▶ The problem
Return each line of the records below in which the string "seconds" turns up.

▶ Input
# # # # #
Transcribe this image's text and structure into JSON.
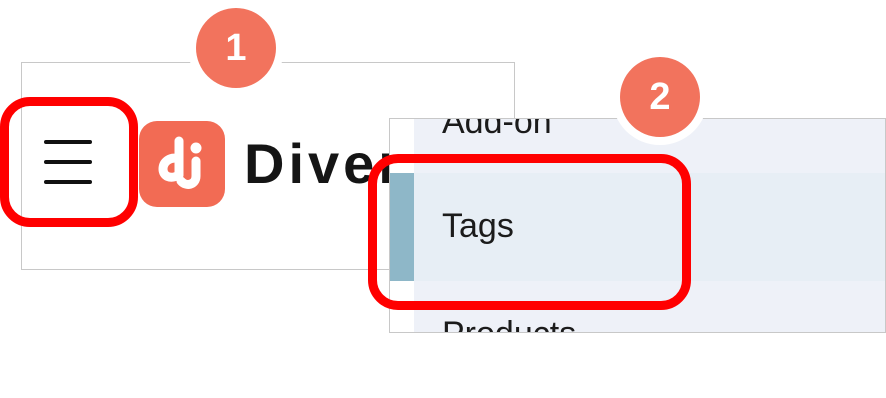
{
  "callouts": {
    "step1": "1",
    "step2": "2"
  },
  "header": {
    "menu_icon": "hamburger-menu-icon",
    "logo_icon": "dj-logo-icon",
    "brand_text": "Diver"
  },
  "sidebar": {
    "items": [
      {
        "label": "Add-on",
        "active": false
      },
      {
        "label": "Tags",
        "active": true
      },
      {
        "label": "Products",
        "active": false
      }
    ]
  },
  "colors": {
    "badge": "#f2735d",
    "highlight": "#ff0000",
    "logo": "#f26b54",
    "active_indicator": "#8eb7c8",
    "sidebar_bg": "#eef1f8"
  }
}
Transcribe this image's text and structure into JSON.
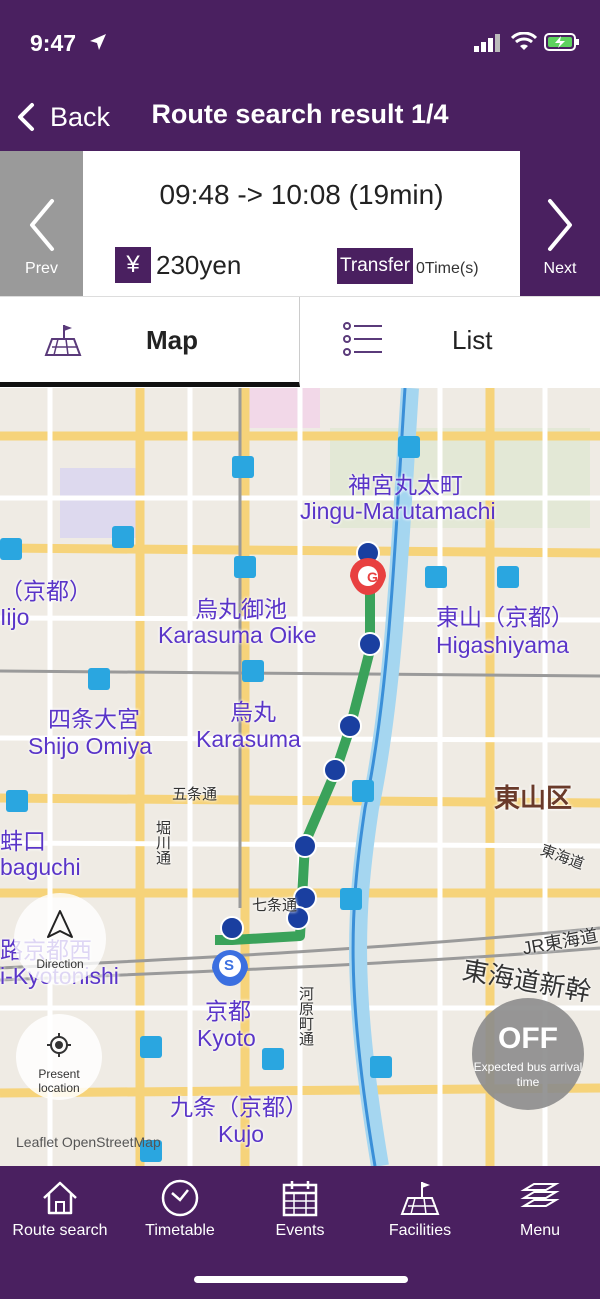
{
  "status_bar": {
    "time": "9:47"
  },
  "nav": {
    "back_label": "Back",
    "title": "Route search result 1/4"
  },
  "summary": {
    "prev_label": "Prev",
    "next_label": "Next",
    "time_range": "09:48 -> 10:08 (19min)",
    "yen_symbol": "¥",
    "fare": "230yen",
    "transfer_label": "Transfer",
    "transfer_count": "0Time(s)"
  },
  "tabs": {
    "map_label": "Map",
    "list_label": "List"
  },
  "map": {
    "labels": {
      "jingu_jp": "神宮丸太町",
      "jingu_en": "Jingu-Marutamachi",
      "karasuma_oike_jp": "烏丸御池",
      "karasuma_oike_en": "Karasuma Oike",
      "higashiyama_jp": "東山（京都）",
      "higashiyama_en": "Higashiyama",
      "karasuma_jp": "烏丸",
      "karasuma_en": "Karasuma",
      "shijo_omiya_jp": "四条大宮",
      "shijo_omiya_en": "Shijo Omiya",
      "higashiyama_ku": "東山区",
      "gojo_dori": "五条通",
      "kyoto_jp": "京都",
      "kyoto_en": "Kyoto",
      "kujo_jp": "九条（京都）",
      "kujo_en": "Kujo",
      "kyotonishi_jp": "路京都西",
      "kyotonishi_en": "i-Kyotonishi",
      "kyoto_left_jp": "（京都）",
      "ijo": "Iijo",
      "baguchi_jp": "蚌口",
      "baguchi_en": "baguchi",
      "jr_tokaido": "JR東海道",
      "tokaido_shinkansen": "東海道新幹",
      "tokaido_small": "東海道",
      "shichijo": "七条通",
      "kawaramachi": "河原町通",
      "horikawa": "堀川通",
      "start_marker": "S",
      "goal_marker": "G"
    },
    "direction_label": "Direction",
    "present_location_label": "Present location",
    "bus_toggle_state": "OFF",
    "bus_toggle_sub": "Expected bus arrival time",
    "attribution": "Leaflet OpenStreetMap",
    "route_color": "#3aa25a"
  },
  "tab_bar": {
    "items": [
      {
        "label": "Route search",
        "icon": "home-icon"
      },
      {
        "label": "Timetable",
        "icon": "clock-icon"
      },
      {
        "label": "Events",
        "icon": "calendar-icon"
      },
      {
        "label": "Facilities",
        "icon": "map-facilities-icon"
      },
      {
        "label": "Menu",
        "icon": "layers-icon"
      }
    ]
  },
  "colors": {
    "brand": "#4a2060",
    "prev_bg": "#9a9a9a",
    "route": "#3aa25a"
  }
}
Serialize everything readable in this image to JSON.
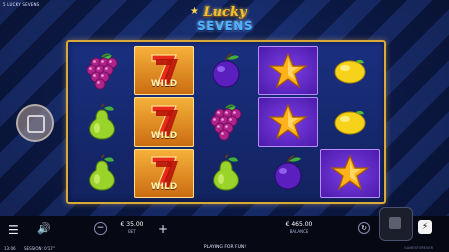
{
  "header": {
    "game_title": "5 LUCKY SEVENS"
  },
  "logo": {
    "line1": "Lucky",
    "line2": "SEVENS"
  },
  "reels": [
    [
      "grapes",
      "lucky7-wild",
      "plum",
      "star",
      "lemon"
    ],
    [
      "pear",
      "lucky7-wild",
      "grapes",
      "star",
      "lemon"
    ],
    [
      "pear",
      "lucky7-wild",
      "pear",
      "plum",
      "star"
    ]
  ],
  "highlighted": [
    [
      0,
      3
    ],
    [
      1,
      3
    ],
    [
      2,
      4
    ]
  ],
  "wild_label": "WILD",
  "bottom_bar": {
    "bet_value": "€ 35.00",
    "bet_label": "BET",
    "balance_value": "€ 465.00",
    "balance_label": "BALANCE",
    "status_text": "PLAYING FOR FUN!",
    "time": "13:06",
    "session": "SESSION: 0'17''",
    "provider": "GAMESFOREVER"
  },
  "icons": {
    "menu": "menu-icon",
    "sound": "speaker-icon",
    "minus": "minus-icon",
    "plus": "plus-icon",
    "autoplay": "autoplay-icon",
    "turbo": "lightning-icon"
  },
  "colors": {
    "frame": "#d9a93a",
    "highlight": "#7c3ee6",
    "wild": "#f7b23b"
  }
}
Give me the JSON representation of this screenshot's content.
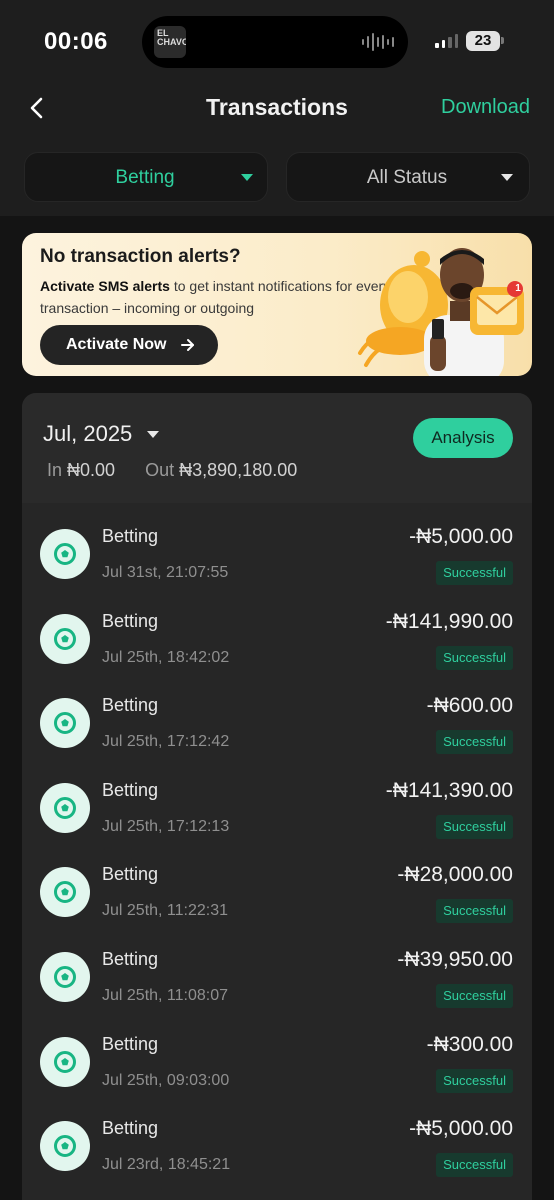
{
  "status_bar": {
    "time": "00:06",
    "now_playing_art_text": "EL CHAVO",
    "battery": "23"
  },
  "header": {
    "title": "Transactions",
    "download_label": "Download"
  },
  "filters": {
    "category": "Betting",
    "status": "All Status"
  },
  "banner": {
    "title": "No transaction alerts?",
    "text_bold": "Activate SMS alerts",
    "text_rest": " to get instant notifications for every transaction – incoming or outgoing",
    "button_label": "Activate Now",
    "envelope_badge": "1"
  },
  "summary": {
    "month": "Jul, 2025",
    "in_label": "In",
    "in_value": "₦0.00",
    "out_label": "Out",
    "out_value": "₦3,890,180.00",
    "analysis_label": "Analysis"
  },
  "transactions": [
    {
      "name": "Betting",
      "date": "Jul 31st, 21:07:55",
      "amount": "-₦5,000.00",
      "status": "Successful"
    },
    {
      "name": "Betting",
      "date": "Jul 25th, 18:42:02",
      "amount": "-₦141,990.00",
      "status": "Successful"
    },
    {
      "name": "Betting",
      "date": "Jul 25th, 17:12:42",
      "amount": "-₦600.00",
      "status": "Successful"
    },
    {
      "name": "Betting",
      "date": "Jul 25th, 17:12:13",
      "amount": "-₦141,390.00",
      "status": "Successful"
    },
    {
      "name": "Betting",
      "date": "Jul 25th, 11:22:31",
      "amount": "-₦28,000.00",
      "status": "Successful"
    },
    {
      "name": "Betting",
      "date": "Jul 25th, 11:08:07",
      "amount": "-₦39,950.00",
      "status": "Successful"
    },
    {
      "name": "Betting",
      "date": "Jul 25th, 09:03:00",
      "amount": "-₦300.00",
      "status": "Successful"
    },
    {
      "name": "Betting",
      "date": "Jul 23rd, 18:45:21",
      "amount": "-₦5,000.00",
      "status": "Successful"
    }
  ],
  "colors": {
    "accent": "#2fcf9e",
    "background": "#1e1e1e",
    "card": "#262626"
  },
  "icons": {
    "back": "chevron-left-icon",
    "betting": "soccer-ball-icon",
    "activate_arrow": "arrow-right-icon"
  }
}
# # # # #
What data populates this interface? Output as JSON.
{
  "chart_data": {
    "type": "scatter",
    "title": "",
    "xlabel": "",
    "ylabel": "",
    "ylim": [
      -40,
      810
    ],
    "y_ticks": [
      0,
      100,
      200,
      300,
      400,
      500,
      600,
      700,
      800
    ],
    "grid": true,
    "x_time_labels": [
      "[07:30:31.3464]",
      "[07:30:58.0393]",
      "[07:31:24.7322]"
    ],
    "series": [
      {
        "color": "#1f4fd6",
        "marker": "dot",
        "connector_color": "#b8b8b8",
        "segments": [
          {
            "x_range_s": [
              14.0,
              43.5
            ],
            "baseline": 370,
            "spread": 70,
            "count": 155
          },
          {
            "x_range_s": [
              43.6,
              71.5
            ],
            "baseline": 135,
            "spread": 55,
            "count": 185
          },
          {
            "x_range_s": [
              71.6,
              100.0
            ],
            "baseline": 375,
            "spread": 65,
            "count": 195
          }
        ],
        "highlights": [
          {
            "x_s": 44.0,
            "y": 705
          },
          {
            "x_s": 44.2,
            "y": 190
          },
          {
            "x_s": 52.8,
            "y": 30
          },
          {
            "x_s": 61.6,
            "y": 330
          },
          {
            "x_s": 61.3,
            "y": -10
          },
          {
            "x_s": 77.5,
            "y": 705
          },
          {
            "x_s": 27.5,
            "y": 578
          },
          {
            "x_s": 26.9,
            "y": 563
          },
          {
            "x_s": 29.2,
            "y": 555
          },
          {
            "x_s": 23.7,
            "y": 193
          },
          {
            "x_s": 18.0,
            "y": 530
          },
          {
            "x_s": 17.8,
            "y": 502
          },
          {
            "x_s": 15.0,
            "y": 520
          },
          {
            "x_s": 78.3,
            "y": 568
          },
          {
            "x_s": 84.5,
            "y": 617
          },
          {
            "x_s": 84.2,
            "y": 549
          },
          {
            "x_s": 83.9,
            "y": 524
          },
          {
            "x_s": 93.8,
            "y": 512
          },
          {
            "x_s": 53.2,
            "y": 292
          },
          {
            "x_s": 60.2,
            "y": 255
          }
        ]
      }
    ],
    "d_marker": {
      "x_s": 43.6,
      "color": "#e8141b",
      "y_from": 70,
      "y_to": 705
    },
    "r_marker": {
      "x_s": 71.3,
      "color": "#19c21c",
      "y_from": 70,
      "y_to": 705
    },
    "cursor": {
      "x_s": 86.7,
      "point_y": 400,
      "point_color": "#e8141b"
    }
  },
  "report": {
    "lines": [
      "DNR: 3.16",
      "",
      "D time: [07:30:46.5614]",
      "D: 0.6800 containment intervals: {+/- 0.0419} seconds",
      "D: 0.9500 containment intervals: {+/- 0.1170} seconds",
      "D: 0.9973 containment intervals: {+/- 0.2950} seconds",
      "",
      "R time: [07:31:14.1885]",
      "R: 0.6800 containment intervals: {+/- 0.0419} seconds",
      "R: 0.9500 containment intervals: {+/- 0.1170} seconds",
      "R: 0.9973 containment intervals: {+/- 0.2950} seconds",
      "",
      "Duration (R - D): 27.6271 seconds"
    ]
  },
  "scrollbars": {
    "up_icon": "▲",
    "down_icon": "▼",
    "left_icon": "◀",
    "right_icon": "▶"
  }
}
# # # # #
▶ Written solution
      "D: 0.6800 containment intervals: {+/- 0.0419} seconds",
      "D: 0.9500 containment intervals: {+/- 0.1170} seconds",
      "D: 0.9973 containment intervals: {+/- 0.2950} seconds",
      "R: 0.6800 containment intervals: {+/- 0.0419} seconds",
      "R: 0.9500 containment intervals: {+/- 0.1170} seconds",
      "R: 0.9973 containment intervals: {+/- 0.2950} seconds",
      "Duration (R - D): 27.6271 seconds"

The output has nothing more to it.